Incheon Metropolitan City is one of the fastest-growing cities in Korea. Its population surpassed 3 million in 2016, ranking third among the nation’s seven metropolitan cities. The figure is expected to continue to grow until 2040. Incheon overtook Busan, the second most populous city in Korea, in terms of gross regional domestic product (GRDP) in 2017. This means the city has been growing faster than Busan. Incheon is also ahead of other metropolitan cities in terms of employment rate. Incheon’s fast growth has kept Incheon Metropolitan City Development Corp. busy as it is tasked with supplying housing units to citizens, developing industrial complexes, building new towns and regenerating old city centers. As the city continues to expand, says its president Park In-seo, the corporation has to carry out a growing list of development projects. In an interview with BusinessKorea, Park explained how he has met the challenges and sketched out his business plans for this year. The following are excerpts from the interview. – Ed.

What is Incheon Metropolitan City Development Corp. (IMCD) doing for housing welfare improvement?

The corporation is building houses, supplying rental houses and providing various housing welfare services for rental house tenants. This year, the corporation will supply more demand-specific rental houses and diversify the types of such houses it supplies. We are planning to supply a total of 6,873 rental houses by 2022.

The corporation launched a new remodeling-based rental housing project in April this year in this regard. A rent equivalent to 80 percent of the market price will be applied to the tenants, who will include IT industry workers, artists, young people and low-income households.

In addition, the corporation will improve everyday life facilities for 3,310 families with disabled members until 2023 as a house remodeler for the low-income disabled.

What are obstacles to the projects and how is IMCD overcoming them?

The biggest difficulties are shortages of personnel and financial resources.

In the rental housing project, security deposits are classified as liabilities and an increase in the supply of rental houses, which are rented for over 30 years in some cases, means more liabilities. The corporation must proceed with the project with limited financing means in order to comply with the central government’s debt reduction guidelines.

In this context, we will enhance our financial management and make other new projects successful so that more rental houses can be supplied as planned. At the same time, we will hire more people by, for example, assisting with housing welfare worker license acquisition.

Park In-seo (second from right), president of Incheon Metropolitan City Development Corp., checks with officials during his visit to the construction site of the Geomdan Industrial Complex.  

At present, Incheon City is one of the fastest-growing cities in South Korea and new towns are under construction there. What is IMCD’s new town development strategy?

Until recently, new towns in the city focused on supplying a large number of new houses for house price stabilization. At this moment, however, our strategy is focusing on small-scale construction putting well-balanced development first.

When it comes to financing, past new town development projects entailed significant debts and financial risks caused by large-scale construction. Now, however, we are shifting our focus toward minimum corporate capital spending and means leading to no increase in debt in step with ongoing financial paradigm changes.

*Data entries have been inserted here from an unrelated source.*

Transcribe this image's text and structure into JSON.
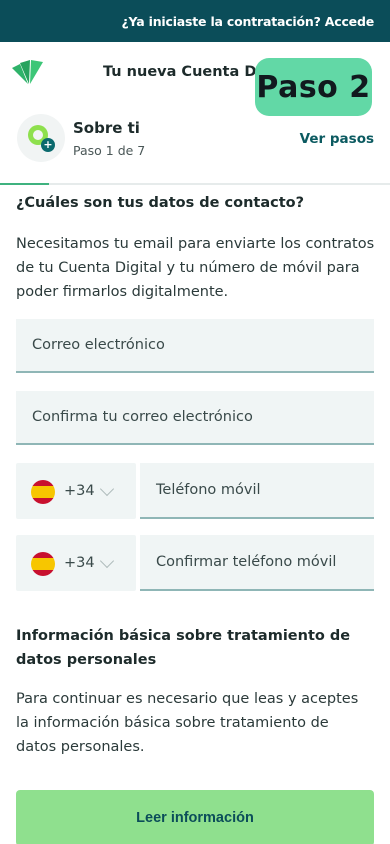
{
  "topbar": {
    "link_label": "¿Ya iniciaste la contratación? Accede"
  },
  "header": {
    "title": "Tu nueva Cuenta Digi",
    "step_badge": "Paso 2"
  },
  "step": {
    "title": "Sobre ti",
    "subtitle": "Paso 1 de 7",
    "ver_pasos": "Ver pasos",
    "progress_fraction": 0.125
  },
  "form": {
    "question": "¿Cuáles son tus datos de contacto?",
    "intro": "Necesitamos tu email para enviarte los contratos de tu Cuenta Digital y tu número de móvil para poder firmarlos digitalmente.",
    "email_placeholder": "Correo electrónico",
    "email_confirm_placeholder": "Confirma tu correo electrónico",
    "country_code": "+34",
    "phone_placeholder": "Teléfono móvil",
    "phone_confirm_placeholder": "Confirmar teléfono móvil"
  },
  "info": {
    "title": "Información básica sobre tratamiento de datos personales",
    "body": "Para continuar es necesario que leas y aceptes la información básica sobre tratamiento de datos personales.",
    "button_label": "Leer información"
  },
  "colors": {
    "topbar": "#0b4d59",
    "badge": "#62d8a6",
    "button": "#8fe08e",
    "accent": "#3fb27f"
  }
}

Also, we are concentrating on Industry 4.0-based smart city development, safety and security enhancement, big data-based city management, new and renewable energy sources and particulate matter reduction so citizens’ expectations can be better met.

New town development tends to negatively affect old urban areas. What is IMCD doing for urban regeneration in such areas?

We are planning to renovate such areas and create innovation centers in those areas at the same time. In the short term, we will launch small-scale renovation projects for old low-rise buildings and proceed with our urban regeneration projects. In the mid to long term, culture-based urban regeneration and renovation of industrial complexes are planned to better reflect the cultural characteristics of the city.

We are currently playing an active role in the central government’s urban regeneration policy as well. Small-scale village regeneration, living environment improvement for vulnerable social groups and old downtown regeneration are well underway.

Incheon City opened its urban regeneration support center last year. What is its job?

The center is to draw citizens’ attention to urban regeneration and enhance the city’s related capabilities. At the center, citizens themselves can organize working groups and set directions via public urban regeneration projects.

Also, the center is running an academy training urban regeneration experts. This year, the basic course is provided twice in response to citizens’ demand. At the academy, they can get practical knowledge related to empty house utilization, social financing, business plan drafting, etc.

Industrial complex development is another main task of the corporation. What is its strategy in making industrial complexes more competitive?

We are playing a pivotal role in regional industrial complex development by developing the Geomdan and Seowoon Industrial Complexes.

In order to make them even more competitive, we introduced the concept of industrial park, which is related to a higher level of cleanliness both inside and outside the complexes and more places where workers can rest.

Also, we are participating in the Eco-science Park R&D Zone project with Incheon City and the Ministry of Environment with regard to Zone 2 of the Geomdan Industrial Complex in order to turn the zone into an environmental industrial complex adopting the concept. Companies housed in the zone are expected to be given tax incentives and government subsidies down the road.

Park In-seo (second from right), president of Incheon Metropolitan City Development Corp., participates in a campaign to clean a stream in Incheon.

What is the corporation’s goal for this year?

Above all, we are going to enhance our execution capabilities for urban regeneration and housing welfare improvement.

When it comes to urban regeneration, we are planning to launch projects for residential environment improvement and economic revitalization in Jung-gu, Dong-gu and Michuhol-gu, which have been excluded from a lot of new public services for a lack of feasibility. We are going to come up with a blueprint this year by setting up a long-term plan.

In the meantime, the need for renovation of old industrial complexes in the city is rising. Those complexes have come into downtown areas as the city’s urban areas have kept expanding. As a result, residential environments around them are deteriorating. What is needed under the circumstances is structural upgrading of the manufacturing facilities for odor and dust reduction and improvement of surrounding environments for better living and industrial conditions. We will launch pilot projects this year before further cooperation with the private sector.

On the housing welfare side, we will continue to supply rental houses in stages based on mid- to long-term supply plans. Supply will be based on specific needs and type diversification reflecting various demands from low-income households, newly married couples and college students.